We rocked up the first day with limited supplies – cups, ice, straws, cartons of various juices, lemons, limes, a few cans of ginger beer and large bottles of Schwepps tonic, soda & ginger ale to mix with cases upon cases of vodka & gin. We shared the tent with multiple craft beer & cider companies but we were the only spirit company. Women came into the tent looking for wine as I suppose it is more acceptable to sip a glass of vino at that hour.
“Gin?! At THIS hour?! No way! But what about wine, any wine here?”, one woman asked.
My reply was “Madame, as this is the Bord Bia area, all items here are grown or crafted here in the Republic of Ireland and it’s just to damn cold and wet to grow enough grapes”
Business was sparse that first day in the Bloom Bar – it was Thursday afternoon, the weather was a tad poor and no one was gagging for a G&T at that hour. It occurred to me that we were only selling ‘built’ drinks not ‘shaken’ drinks. No one noticed us selling Moscow Mule‘s or Gin & Tonic’s – there was no theatre in those built drinks. We needed something more.
I knew from experience that people are like animals – attracted to pretty colours and they turn their heads when they hear a noise… Visual and Auditory Cues. I grabbed some cranberry and lime juice with a healthy measure of vodka, iced up the shaker tin and began to shake the living daylights out of it. Immediately heads began to turn, wives tapped their husbands to look and soon crowds approached our stand to see what was going on. Within a minute one fella came up and said, ‘Give us one of them pink things.’
He didn’t care what it was, what was in it or how much it cost. His partner just told him to get her one of those ‘pink things’. I knew right there and then – I needed more supplies.
As this was the Bord Bia area of the Bloom Garden Show, we were surrounded by numerous tents full of Irish companies showcasing wonderful & delicious products so I began my hunt for new ingredients. I happened upon a lovely young woman that had a variety of jams, preserves and sauces who had a large crowd around her stand sampling anything she had open for tasting. I scanned what was on offer and was drawn to one particular product of hers when I saw the words I knew would work a treat with the load of ginger ale I had back at the stand – raspberry & vanilla. Nicolla from the Big Red Kitchen sold me two jars and I ran back to our stand to give it a try.
The first one was shared between Oliver Hughes (the owner of the Dingle Distillery & the Porterhouse Brewery), Dave Morrissey (head of operations at Lillie’s Bordello & Porterhouse Central) and myself, and after the first sip we knew we were onto a winner. What started as a Moscow Mule was reborn via Nicola‘s fab jam and so the Jammy Donkey was the star of the show. We had an amazingly busy weekend and created huge fans of both the spirit and the jam. Over the course of that weekend, we went through dozens upon dozens of jars from Nicola.

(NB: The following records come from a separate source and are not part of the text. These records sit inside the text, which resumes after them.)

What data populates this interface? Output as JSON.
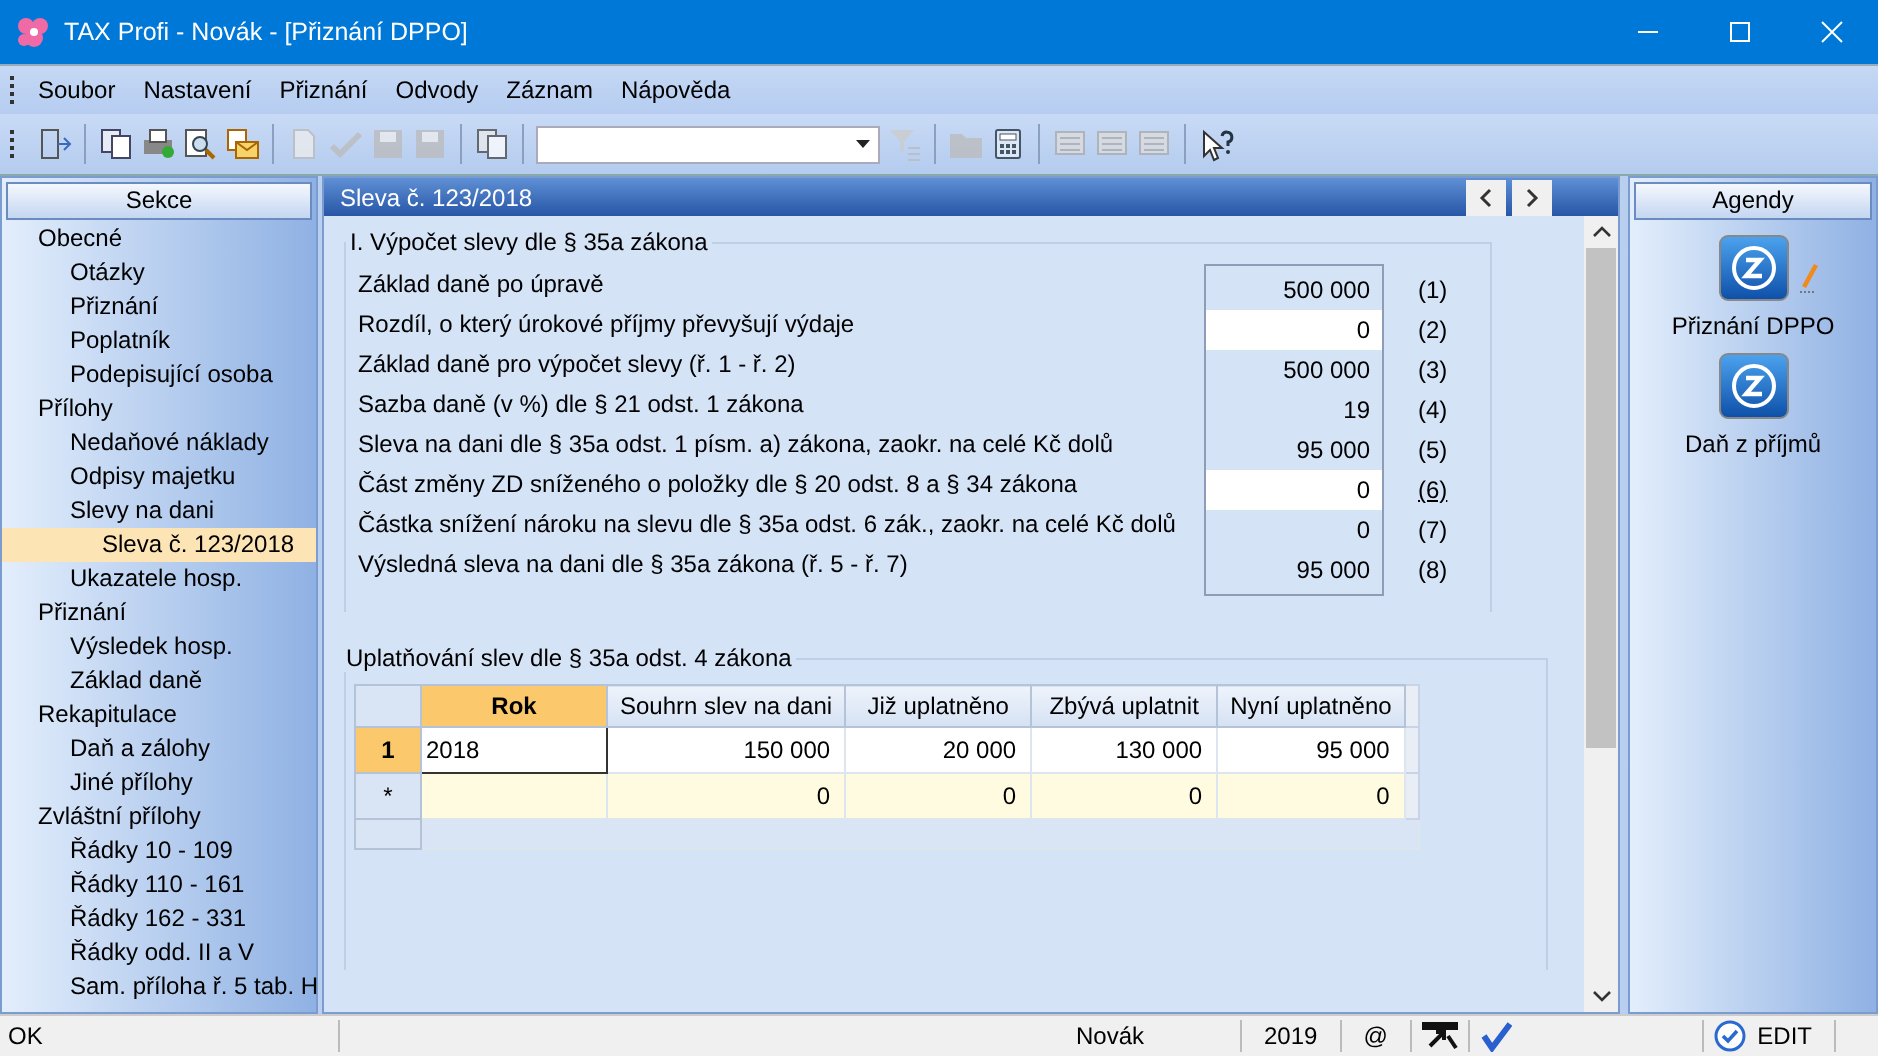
{
  "window": {
    "title": "TAX Profi - Novák - [Přiznání DPPO]"
  },
  "menu": [
    "Soubor",
    "Nastavení",
    "Přiznání",
    "Odvody",
    "Záznam",
    "Nápověda"
  ],
  "toolbar": [
    {
      "kind": "exit",
      "disabled": false
    },
    {
      "kind": "sep"
    },
    {
      "kind": "copy",
      "disabled": false
    },
    {
      "kind": "print",
      "disabled": false
    },
    {
      "kind": "preview",
      "disabled": false
    },
    {
      "kind": "mail",
      "disabled": false
    },
    {
      "kind": "sep"
    },
    {
      "kind": "page",
      "disabled": true
    },
    {
      "kind": "check",
      "disabled": true
    },
    {
      "kind": "save",
      "disabled": true
    },
    {
      "kind": "save",
      "disabled": true
    },
    {
      "kind": "sep"
    },
    {
      "kind": "copy",
      "disabled": true
    },
    {
      "kind": "sep"
    },
    {
      "kind": "combo"
    },
    {
      "kind": "filter",
      "disabled": true
    },
    {
      "kind": "sep"
    },
    {
      "kind": "folder",
      "disabled": true
    },
    {
      "kind": "calc",
      "disabled": false
    },
    {
      "kind": "sep"
    },
    {
      "kind": "list",
      "disabled": true
    },
    {
      "kind": "list",
      "disabled": true
    },
    {
      "kind": "list",
      "disabled": true
    },
    {
      "kind": "sep"
    },
    {
      "kind": "help",
      "disabled": false
    }
  ],
  "sidebar": {
    "title": "Sekce",
    "items": [
      {
        "label": "Obecné",
        "selected": false,
        "children": [
          {
            "label": "Otázky",
            "selected": false
          },
          {
            "label": "Přiznání",
            "selected": false
          },
          {
            "label": "Poplatník",
            "selected": false
          },
          {
            "label": "Podepisující osoba",
            "selected": false
          }
        ]
      },
      {
        "label": "Přílohy",
        "selected": false,
        "children": [
          {
            "label": "Nedaňové náklady",
            "selected": false
          },
          {
            "label": "Odpisy majetku",
            "selected": false
          },
          {
            "label": "Slevy na dani",
            "selected": false,
            "children": [
              {
                "label": "Sleva č. 123/2018",
                "selected": true
              }
            ]
          },
          {
            "label": "Ukazatele hosp.",
            "selected": false
          }
        ]
      },
      {
        "label": "Přiznání",
        "selected": false,
        "children": [
          {
            "label": "Výsledek hosp.",
            "selected": false
          },
          {
            "label": "Základ daně",
            "selected": false
          }
        ]
      },
      {
        "label": "Rekapitulace",
        "selected": false,
        "children": [
          {
            "label": "Daň a zálohy",
            "selected": false
          },
          {
            "label": "Jiné přílohy",
            "selected": false
          }
        ]
      },
      {
        "label": "Zvláštní přílohy",
        "selected": false,
        "children": [
          {
            "label": "Řádky 10 - 109",
            "selected": false
          },
          {
            "label": "Řádky 110 - 161",
            "selected": false
          },
          {
            "label": "Řádky 162 - 331",
            "selected": false
          },
          {
            "label": "Řádky odd. II a V",
            "selected": false
          },
          {
            "label": "Sam. příloha ř. 5 tab. H",
            "selected": false
          }
        ]
      }
    ]
  },
  "content": {
    "title": "Sleva č. 123/2018",
    "section1": {
      "title": "I. Výpočet slevy dle § 35a zákona",
      "rows": [
        {
          "label": "Základ daně po úpravě",
          "value": "500 000",
          "number": "(1)",
          "editable": false,
          "link": false
        },
        {
          "label": "Rozdíl, o který úrokové příjmy převyšují výdaje",
          "value": "0",
          "number": "(2)",
          "editable": true,
          "link": false
        },
        {
          "label": "Základ daně pro výpočet slevy (ř. 1 - ř. 2)",
          "value": "500 000",
          "number": "(3)",
          "editable": false,
          "link": false
        },
        {
          "label": "Sazba daně (v %) dle § 21 odst. 1 zákona",
          "value": "19",
          "number": "(4)",
          "editable": false,
          "link": false
        },
        {
          "label": "Sleva na dani dle § 35a odst. 1 písm. a) zákona, zaokr. na celé Kč dolů",
          "value": "95 000",
          "number": "(5)",
          "editable": false,
          "link": false
        },
        {
          "label": "Část změny ZD sníženého o položky dle § 20 odst. 8 a § 34 zákona",
          "value": "0",
          "number": "(6)",
          "editable": true,
          "link": true
        },
        {
          "label": "Částka snížení nároku na slevu dle § 35a odst. 6 zák., zaokr. na celé Kč dolů",
          "value": "0",
          "number": "(7)",
          "editable": false,
          "link": false
        },
        {
          "label": "Výsledná sleva na dani dle § 35a zákona (ř. 5 - ř. 7)",
          "value": "95 000",
          "number": "(8)",
          "editable": false,
          "link": false
        }
      ]
    },
    "section2": {
      "title": "Uplatňování slev dle § 35a odst. 4 zákona",
      "columns": [
        {
          "label": "Rok",
          "selected": true
        },
        {
          "label": "Souhrn slev na dani",
          "selected": false
        },
        {
          "label": "Již uplatněno",
          "selected": false
        },
        {
          "label": "Zbývá uplatnit",
          "selected": false
        },
        {
          "label": "Nyní uplatněno",
          "selected": false
        }
      ],
      "rows": [
        {
          "header": "1",
          "selected": true,
          "kind": "data",
          "cells": [
            "2018",
            "150 000",
            "20 000",
            "130 000",
            "95 000"
          ]
        },
        {
          "header": "*",
          "selected": false,
          "kind": "new",
          "cells": [
            "",
            "0",
            "0",
            "0",
            "0"
          ]
        }
      ]
    }
  },
  "agendas": {
    "title": "Agendy",
    "items": [
      {
        "label": "Přiznání DPPO",
        "editing": true
      },
      {
        "label": "Daň z příjmů",
        "editing": false
      }
    ]
  },
  "status_bar": {
    "state": "OK",
    "user": "Novák",
    "year": "2019",
    "at": "@",
    "mode": "EDIT"
  }
}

Like all recipes, when you work with high quality ingredients the outcome can be truly amazing.
The Jammy Donkey – aka – The Dingle Donkey
- Take a boston shaker glass and add ice.

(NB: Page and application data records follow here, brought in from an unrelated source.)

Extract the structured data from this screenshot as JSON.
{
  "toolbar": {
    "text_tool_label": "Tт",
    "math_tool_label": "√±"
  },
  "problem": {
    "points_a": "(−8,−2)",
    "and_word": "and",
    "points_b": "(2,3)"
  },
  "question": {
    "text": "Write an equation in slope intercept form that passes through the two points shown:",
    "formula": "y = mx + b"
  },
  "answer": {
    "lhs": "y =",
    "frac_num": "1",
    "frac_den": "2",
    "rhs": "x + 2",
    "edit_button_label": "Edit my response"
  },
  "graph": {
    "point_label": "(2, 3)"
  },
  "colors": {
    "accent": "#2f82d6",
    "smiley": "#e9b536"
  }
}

- 50ml of Dingle Vodka
- 2 lime wedges, squeezed and thrown in 1 heaping spoonful of Raspberry-Vanilla Jam from Big Red Kitchen or a good quality raspberry vanilla jam.
- Shake vigorousory (to chill the ingredients and break up the jam)
- Strain into iced glass.
- Top with ginger ale (ginger beer if you prefer it to be a bit spicier)
- Garnish with a lime wheel and enjoy!